> **Assignment**
How many lines in the data below contain the string "icon"? State that number only.

> **Data for review**
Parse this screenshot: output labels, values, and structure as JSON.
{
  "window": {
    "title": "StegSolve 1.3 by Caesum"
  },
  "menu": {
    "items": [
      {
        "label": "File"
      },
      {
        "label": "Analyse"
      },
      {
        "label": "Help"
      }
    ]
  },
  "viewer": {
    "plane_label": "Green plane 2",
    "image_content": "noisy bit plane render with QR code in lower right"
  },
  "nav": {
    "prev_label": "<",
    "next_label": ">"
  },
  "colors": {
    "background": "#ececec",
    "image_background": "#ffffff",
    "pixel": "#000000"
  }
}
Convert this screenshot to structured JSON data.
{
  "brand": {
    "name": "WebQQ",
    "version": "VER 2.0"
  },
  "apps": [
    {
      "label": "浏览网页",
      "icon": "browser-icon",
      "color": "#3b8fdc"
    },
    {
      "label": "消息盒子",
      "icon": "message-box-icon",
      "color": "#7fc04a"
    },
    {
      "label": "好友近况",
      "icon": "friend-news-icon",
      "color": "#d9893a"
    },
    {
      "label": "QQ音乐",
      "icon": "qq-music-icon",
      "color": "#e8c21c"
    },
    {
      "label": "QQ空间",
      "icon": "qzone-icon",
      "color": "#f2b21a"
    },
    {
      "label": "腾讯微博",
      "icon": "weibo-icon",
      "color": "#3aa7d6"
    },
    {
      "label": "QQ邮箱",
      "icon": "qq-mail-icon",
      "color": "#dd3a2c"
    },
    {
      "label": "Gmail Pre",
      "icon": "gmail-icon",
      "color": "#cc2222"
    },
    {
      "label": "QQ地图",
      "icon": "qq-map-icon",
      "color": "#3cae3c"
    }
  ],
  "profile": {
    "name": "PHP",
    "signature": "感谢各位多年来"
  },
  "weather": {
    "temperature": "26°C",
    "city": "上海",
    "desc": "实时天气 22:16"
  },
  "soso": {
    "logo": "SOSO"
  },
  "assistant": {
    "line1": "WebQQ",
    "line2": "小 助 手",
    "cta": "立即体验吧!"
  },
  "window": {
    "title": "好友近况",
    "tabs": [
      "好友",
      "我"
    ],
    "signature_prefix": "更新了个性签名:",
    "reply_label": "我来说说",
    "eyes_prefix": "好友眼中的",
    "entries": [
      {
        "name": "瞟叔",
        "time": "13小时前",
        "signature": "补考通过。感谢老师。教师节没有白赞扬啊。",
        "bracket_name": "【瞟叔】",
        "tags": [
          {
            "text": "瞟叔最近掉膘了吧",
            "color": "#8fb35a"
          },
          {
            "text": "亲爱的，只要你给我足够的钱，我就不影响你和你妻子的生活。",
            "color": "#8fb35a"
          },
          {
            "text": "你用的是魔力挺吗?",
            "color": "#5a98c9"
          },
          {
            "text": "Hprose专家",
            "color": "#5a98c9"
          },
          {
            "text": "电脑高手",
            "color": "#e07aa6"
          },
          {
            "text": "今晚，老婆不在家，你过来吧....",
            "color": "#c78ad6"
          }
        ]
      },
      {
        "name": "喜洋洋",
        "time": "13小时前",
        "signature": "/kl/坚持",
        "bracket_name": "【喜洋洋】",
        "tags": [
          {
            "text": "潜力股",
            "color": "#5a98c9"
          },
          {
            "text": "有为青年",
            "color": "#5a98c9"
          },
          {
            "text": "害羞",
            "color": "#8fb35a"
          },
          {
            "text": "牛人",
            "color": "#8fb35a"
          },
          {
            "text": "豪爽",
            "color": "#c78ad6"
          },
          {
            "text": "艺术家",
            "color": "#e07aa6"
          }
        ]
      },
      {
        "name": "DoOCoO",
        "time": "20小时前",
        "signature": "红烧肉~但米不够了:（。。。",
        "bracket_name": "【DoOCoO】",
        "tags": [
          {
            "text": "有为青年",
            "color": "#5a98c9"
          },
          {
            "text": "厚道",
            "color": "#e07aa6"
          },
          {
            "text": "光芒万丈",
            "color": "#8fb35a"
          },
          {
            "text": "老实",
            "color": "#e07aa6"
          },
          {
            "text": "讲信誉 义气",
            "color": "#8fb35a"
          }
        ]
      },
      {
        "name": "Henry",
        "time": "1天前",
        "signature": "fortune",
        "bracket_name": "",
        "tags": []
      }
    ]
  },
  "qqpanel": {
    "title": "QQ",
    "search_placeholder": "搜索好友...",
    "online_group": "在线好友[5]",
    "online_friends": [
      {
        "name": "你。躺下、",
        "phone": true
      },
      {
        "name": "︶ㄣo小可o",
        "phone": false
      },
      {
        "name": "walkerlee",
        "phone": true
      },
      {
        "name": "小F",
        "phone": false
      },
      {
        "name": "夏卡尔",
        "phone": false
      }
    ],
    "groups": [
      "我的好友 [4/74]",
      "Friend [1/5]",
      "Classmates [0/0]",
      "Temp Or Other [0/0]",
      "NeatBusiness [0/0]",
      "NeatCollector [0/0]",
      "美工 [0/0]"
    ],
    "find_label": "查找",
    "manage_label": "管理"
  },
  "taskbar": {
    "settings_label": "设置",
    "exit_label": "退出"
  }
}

> **Exercise result**
9